Data to use: Begin

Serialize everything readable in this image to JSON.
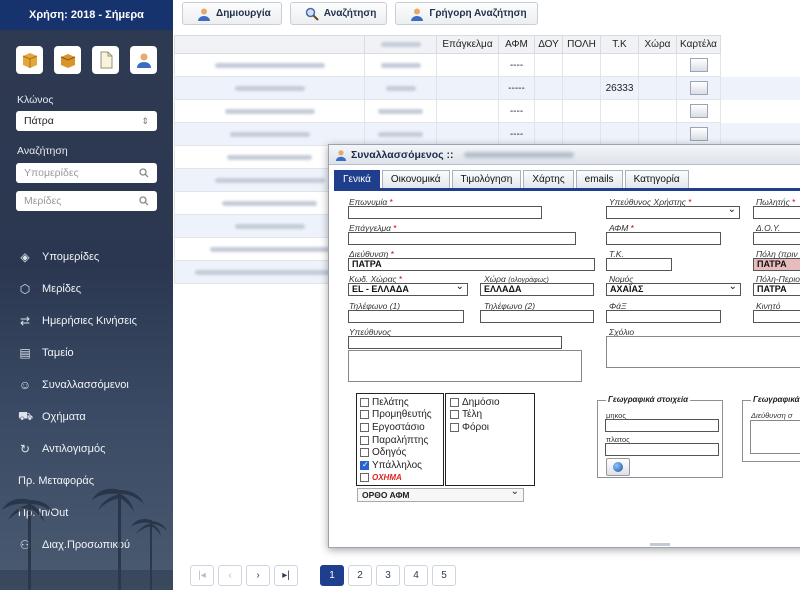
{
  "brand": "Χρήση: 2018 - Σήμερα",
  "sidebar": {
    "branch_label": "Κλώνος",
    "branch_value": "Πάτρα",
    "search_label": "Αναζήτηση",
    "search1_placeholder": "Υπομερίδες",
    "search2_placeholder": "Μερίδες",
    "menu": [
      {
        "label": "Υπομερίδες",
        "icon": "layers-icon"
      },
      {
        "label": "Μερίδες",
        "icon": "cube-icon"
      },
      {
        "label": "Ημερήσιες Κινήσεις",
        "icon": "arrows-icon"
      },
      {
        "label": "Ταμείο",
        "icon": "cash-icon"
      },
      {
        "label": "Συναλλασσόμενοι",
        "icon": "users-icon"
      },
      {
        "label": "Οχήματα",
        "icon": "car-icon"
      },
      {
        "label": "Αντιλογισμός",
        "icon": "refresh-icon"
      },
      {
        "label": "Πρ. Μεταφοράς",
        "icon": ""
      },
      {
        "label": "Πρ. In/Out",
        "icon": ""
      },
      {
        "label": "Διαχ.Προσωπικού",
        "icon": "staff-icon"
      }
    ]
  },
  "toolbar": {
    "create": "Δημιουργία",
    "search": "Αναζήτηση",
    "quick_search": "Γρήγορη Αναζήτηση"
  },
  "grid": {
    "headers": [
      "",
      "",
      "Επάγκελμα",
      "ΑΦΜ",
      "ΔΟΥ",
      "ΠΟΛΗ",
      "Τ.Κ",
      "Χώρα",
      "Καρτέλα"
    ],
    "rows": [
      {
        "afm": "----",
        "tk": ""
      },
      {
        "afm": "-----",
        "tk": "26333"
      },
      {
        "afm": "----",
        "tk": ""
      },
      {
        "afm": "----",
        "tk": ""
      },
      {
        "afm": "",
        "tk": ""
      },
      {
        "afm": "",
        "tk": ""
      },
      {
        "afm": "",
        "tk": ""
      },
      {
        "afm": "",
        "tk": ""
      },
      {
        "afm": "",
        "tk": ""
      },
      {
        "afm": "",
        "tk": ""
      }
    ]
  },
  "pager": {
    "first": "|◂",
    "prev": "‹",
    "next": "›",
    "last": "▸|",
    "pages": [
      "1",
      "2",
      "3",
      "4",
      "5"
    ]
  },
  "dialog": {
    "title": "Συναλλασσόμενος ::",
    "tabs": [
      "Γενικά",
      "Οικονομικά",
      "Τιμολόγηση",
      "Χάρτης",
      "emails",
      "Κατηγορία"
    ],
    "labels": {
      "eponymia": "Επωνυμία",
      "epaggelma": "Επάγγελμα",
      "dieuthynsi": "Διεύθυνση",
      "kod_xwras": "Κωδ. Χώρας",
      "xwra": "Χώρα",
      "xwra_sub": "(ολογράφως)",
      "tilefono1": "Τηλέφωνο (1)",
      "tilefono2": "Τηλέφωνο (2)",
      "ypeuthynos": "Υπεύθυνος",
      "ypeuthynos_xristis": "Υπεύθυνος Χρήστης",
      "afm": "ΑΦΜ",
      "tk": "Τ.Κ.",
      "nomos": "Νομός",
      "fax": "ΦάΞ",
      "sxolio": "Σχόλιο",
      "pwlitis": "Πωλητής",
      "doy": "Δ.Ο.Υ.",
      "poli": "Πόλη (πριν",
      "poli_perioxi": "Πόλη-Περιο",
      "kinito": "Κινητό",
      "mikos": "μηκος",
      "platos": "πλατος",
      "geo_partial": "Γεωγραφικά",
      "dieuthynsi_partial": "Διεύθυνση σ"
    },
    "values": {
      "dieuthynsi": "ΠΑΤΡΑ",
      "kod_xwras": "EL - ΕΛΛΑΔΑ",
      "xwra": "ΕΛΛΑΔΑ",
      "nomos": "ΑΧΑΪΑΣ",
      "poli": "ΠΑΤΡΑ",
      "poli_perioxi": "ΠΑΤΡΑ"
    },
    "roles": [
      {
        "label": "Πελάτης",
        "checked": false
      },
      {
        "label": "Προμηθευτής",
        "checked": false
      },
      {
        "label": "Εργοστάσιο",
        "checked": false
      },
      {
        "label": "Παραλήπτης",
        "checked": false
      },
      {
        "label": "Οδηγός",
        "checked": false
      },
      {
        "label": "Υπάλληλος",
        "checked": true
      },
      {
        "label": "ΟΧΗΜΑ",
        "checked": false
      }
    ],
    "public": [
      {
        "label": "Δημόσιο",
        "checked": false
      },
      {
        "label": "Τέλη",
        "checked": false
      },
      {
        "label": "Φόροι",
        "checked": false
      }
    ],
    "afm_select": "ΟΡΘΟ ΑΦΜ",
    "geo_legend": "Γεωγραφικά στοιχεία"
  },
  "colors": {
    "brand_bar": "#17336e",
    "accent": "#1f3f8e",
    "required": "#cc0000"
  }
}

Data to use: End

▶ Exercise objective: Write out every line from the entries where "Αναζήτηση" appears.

▶ Answer box:
    "search_label": "Αναζήτηση",
    "search": "Αναζήτηση",
    "quick_search": "Γρήγορη Αναζήτηση"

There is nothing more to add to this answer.